Taking charge of the Congress, Gandhi also reached out to support the Khilafat struggle, helping to bridge Hindu-Muslim political divides. Azad and the Ali brothers warmly welcomed Congress support and began working together on a programme of non-co-operation by asking all Indians to boycott British-run schools, colleges, courts, public services, the civil service, police and military. Non-violence and Hindu-Muslim unity were universally emphasised, while the boycott of foreign goods, especially clothes were organised. Azad joined the Congress and was also elected president of the All India Khilafat Committee. Although Azad and other leaders were soon arrested, the movement drew out millions of people in peaceful processions, strikes and protests.
This period marked a transformation in Azad’s own life. Along with fellow Khilafat leaders Dr. Mukhtar Ahmad Ansari, Hakim Ajmal Khan and others, Azad grew personally close to Gandhi and his philosophy. The three men founded the Jamia Millia Islamia in Delhi as an institution of higher education managed entirely by Indians without any British support or control. Both Azad and Gandhi shared a deep passion for religion and Azad developed a close friendship with him. He adopted the Prophet Muhammad’s ideas by living simply, rejecting material possessions and pleasures. He began to spin his own clothes using khadi on the charkha, and began frequently living and participating in the ashrams organised by Gandhi. Becoming deeply committed to ahinsa (non-violence) himself, Azad grew close to fellow nationalists like Jawaharlal Nehru, Chittaranjan Das and Subhas Chandra Bose.
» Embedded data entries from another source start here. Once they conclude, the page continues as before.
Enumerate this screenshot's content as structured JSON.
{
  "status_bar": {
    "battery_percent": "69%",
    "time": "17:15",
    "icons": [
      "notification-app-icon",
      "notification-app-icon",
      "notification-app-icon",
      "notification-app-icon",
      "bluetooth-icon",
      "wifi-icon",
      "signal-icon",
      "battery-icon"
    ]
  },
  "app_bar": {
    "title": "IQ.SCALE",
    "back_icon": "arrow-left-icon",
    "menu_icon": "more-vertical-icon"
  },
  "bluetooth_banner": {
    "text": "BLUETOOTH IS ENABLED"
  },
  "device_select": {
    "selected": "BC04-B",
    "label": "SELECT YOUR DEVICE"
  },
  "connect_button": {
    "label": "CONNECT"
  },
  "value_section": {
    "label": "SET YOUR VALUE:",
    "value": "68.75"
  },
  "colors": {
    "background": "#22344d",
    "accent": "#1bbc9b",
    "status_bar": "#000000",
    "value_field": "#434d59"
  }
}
He strongly criticised the continuing suspicion of the Congress amongst the Muslim intellectuals from the Aligarh Muslim University and the Muslim League.
The rebellion began a sudden decline when with rising incidences of violence; a nationalist mob killed 22 policemen in Chauri Chaura in 1922. Fearing degeneration into violence, Gandhi asked Indians to suspend the revolt and undertook a five-day fast to repent and encourage others to stop the rebellion. Although the movement stopped all over India, several Congress leaders and activists were disillusioned with Gandhi. The following year, the caliphate was overthrown by Mustafa Kemal Atatürk and the Ali brothers grew distant and critical of Gandhi and the Congress. Azad’s close friend Chittaranjan Das co-founded the Swaraj Party, breaking from Gandhi’s leadership. Despite the circumstances, Azad remained firmly committed to Gandhi’s ideals and leadership. In 1923, he became the youngest man to be elected Congress president. Azad led efforts to organise the Flag Satyagraha in Nagpur. Azad served as president of the 1924 Unity Conference in Delhi, using his position to work to re-unite the Swarajists and the Khilafat leaders under the common banner of the Congress. In the years following the movement, Azad travelled across India, working extensively to promote Gandhi’s vision, education and social reform.